Supplied data:
....

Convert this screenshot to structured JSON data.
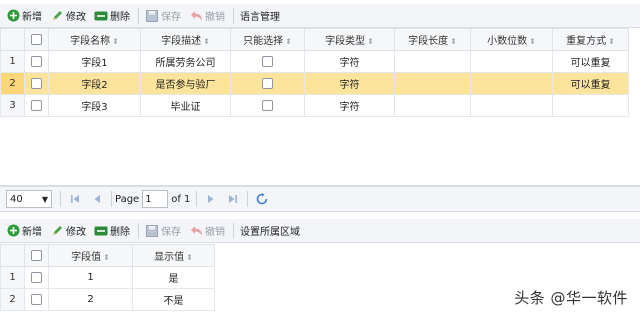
{
  "top_toolbar": {
    "add": "新增",
    "edit": "修改",
    "delete": "删除",
    "save": "保存",
    "undo": "撤销",
    "lang": "语言管理"
  },
  "top_grid": {
    "headers": [
      "字段名称",
      "字段描述",
      "只能选择",
      "字段类型",
      "字段长度",
      "小数位数",
      "重复方式"
    ],
    "rows": [
      {
        "num": "1",
        "name": "字段1",
        "desc": "所属劳务公司",
        "type": "字符",
        "length": "",
        "decimals": "",
        "repeat": "可以重复"
      },
      {
        "num": "2",
        "name": "字段2",
        "desc": "是否参与验厂",
        "type": "字符",
        "length": "",
        "decimals": "",
        "repeat": "可以重复"
      },
      {
        "num": "3",
        "name": "字段3",
        "desc": "毕业证",
        "type": "字符",
        "length": "",
        "decimals": "",
        "repeat": ""
      }
    ]
  },
  "pager": {
    "page_size": "40",
    "page_label": "Page",
    "page_value": "1",
    "of_label": "of 1"
  },
  "bottom_toolbar": {
    "add": "新增",
    "edit": "修改",
    "delete": "删除",
    "save": "保存",
    "undo": "撤销",
    "area": "设置所属区域"
  },
  "bottom_grid": {
    "headers": [
      "字段值",
      "显示值"
    ],
    "rows": [
      {
        "num": "1",
        "value": "1",
        "display": "是"
      },
      {
        "num": "2",
        "value": "2",
        "display": "不是"
      }
    ]
  },
  "watermark": "头条 @华一软件",
  "colors": {
    "selected_row": "#fde49c",
    "add_green": "#2e9b3a",
    "delete_green": "#2e8b3a",
    "edit_green": "#3b9b3a"
  }
}
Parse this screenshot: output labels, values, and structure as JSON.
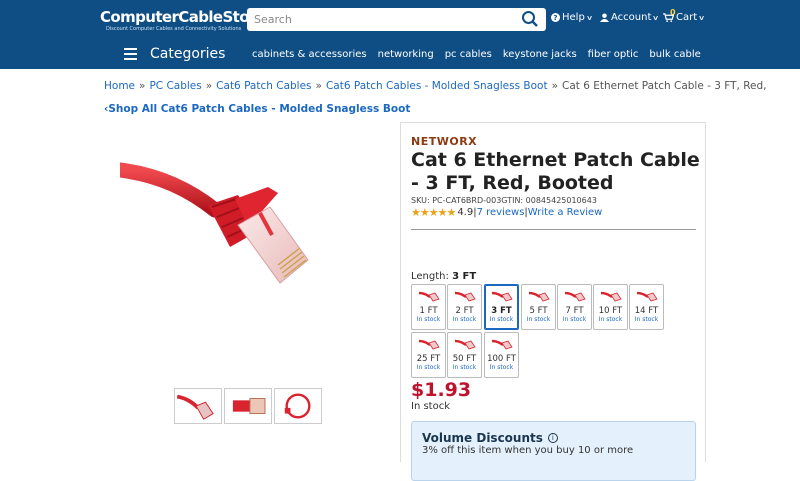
{
  "header": {
    "logo_text": "ComputerCableStore",
    "logo_tagline": "Discount Computer Cables and Connectivity Solutions",
    "search_placeholder": "Search",
    "help_label": "Help",
    "account_label": "Account",
    "cart_label": "Cart",
    "cart_count": "0",
    "categories_label": "Categories",
    "nav": [
      "cabinets & accessories",
      "networking",
      "pc cables",
      "keystone jacks",
      "fiber optic",
      "bulk cable"
    ]
  },
  "breadcrumb": [
    "Home",
    "PC Cables",
    "Cat6 Patch Cables",
    "Cat6 Patch Cables - Molded Snagless Boot"
  ],
  "breadcrumb_current": "Cat 6 Ethernet Patch Cable - 3 FT, Red,",
  "shop_all": "‹Shop All Cat6 Patch Cables - Molded Snagless Boot",
  "product": {
    "brand": "NETWORX",
    "title": "Cat 6 Ethernet Patch Cable - 3 FT, Red, Booted",
    "sku_line": "SKU: PC-CAT6BRD-003GTIN: 00845425010643",
    "rating": "4.9",
    "stars": "★★★★★",
    "reviews_link": "7 reviews",
    "write_review": "Write a Review",
    "length_label": "Length:",
    "length_value": "3 FT",
    "options": [
      {
        "label": "1 FT",
        "status": "In stock"
      },
      {
        "label": "2 FT",
        "status": "In stock"
      },
      {
        "label": "3 FT",
        "status": "In stock"
      },
      {
        "label": "5 FT",
        "status": "In stock"
      },
      {
        "label": "7 FT",
        "status": "In stock"
      },
      {
        "label": "10 FT",
        "status": "In stock"
      },
      {
        "label": "14 FT",
        "status": "In stock"
      },
      {
        "label": "25 FT",
        "status": "In stock"
      },
      {
        "label": "50 FT",
        "status": "In stock"
      },
      {
        "label": "100 FT",
        "status": "In stock"
      }
    ],
    "price": "$1.93",
    "stock": "In stock",
    "volume_title": "Volume Discounts",
    "volume_line": "3% off this item when you buy 10 or more"
  },
  "colors": {
    "header_bg": "#0f4e85",
    "link": "#1b68c2",
    "price": "#c0122b",
    "brand": "#8b3b12",
    "cable": "#d9232e"
  }
}
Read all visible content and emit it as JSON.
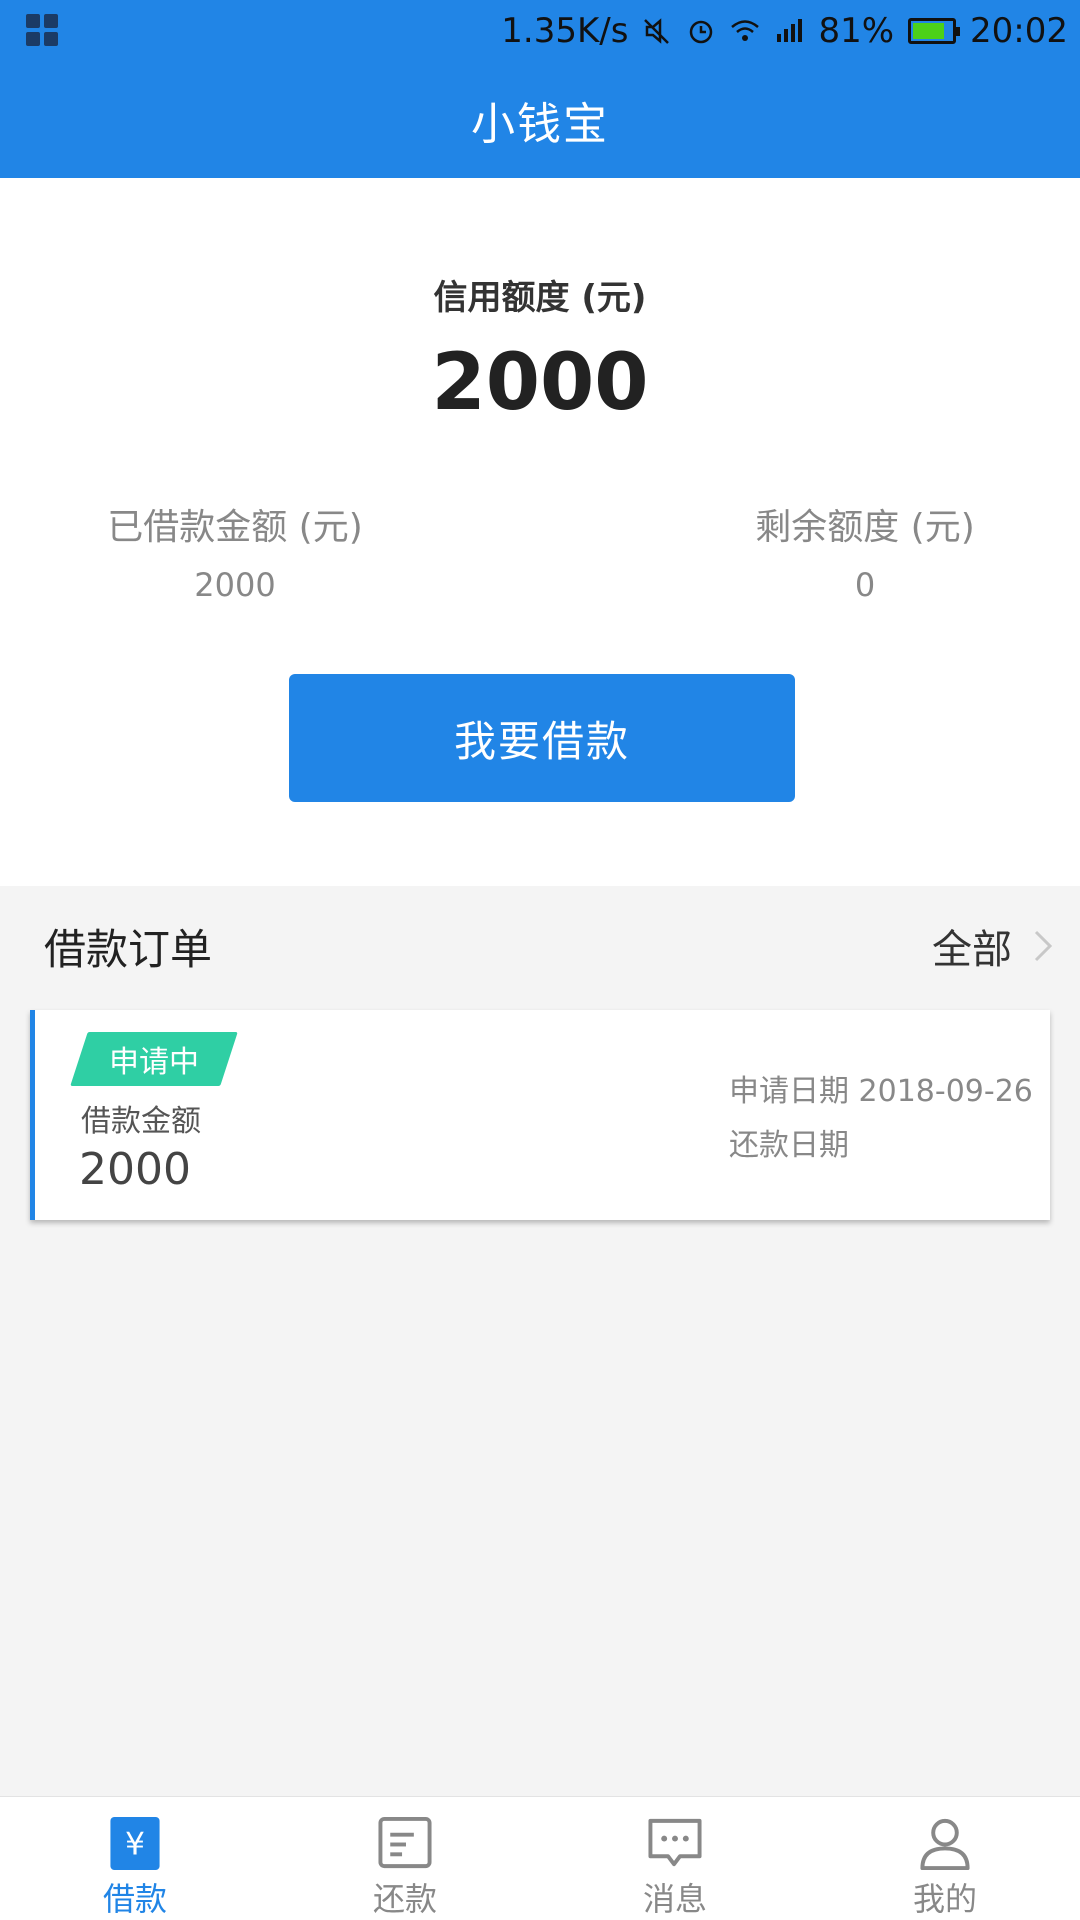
{
  "status_bar": {
    "speed": "1.35K/s",
    "battery_percent": "81%",
    "time": "20:02",
    "battery_level": 0.81,
    "icons": [
      "apps-grid-icon",
      "mute-icon",
      "alarm-icon",
      "wifi-icon",
      "signal-icon",
      "battery-icon"
    ]
  },
  "app_bar": {
    "title": "小钱宝"
  },
  "credit": {
    "label": "信用额度 (元)",
    "amount": "2000",
    "borrowed_label": "已借款金额 (元)",
    "borrowed_value": "2000",
    "remaining_label": "剩余额度 (元)",
    "remaining_value": "0",
    "borrow_button": "我要借款"
  },
  "orders": {
    "title": "借款订单",
    "view_all": "全部",
    "items": [
      {
        "status": "申请中",
        "amount_label": "借款金额",
        "amount": "2000",
        "apply_date": "申请日期 2018-09-26",
        "repay_date": "还款日期"
      }
    ]
  },
  "bottom_nav": {
    "items": [
      {
        "label": "借款",
        "icon": "yuan-icon",
        "active": true
      },
      {
        "label": "还款",
        "icon": "list-icon",
        "active": false
      },
      {
        "label": "消息",
        "icon": "message-icon",
        "active": false
      },
      {
        "label": "我的",
        "icon": "user-icon",
        "active": false
      }
    ]
  },
  "colors": {
    "primary": "#2185e6",
    "tag_green": "#2fcfa4",
    "background": "#f4f4f4"
  }
}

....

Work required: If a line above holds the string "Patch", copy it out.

Answer to this task:
    "Cat6 Patch Cables",
    "Cat6 Patch Cables - Molded Snagless Boot"
  "breadcrumb_current": "Cat 6 Ethernet Patch Cable - 3 FT, Red,",
  "shop_all": "‹Shop All Cat6 Patch Cables - Molded Snagless Boot",
    "title": "Cat 6 Ethernet Patch Cable - 3 FT, Red, Booted",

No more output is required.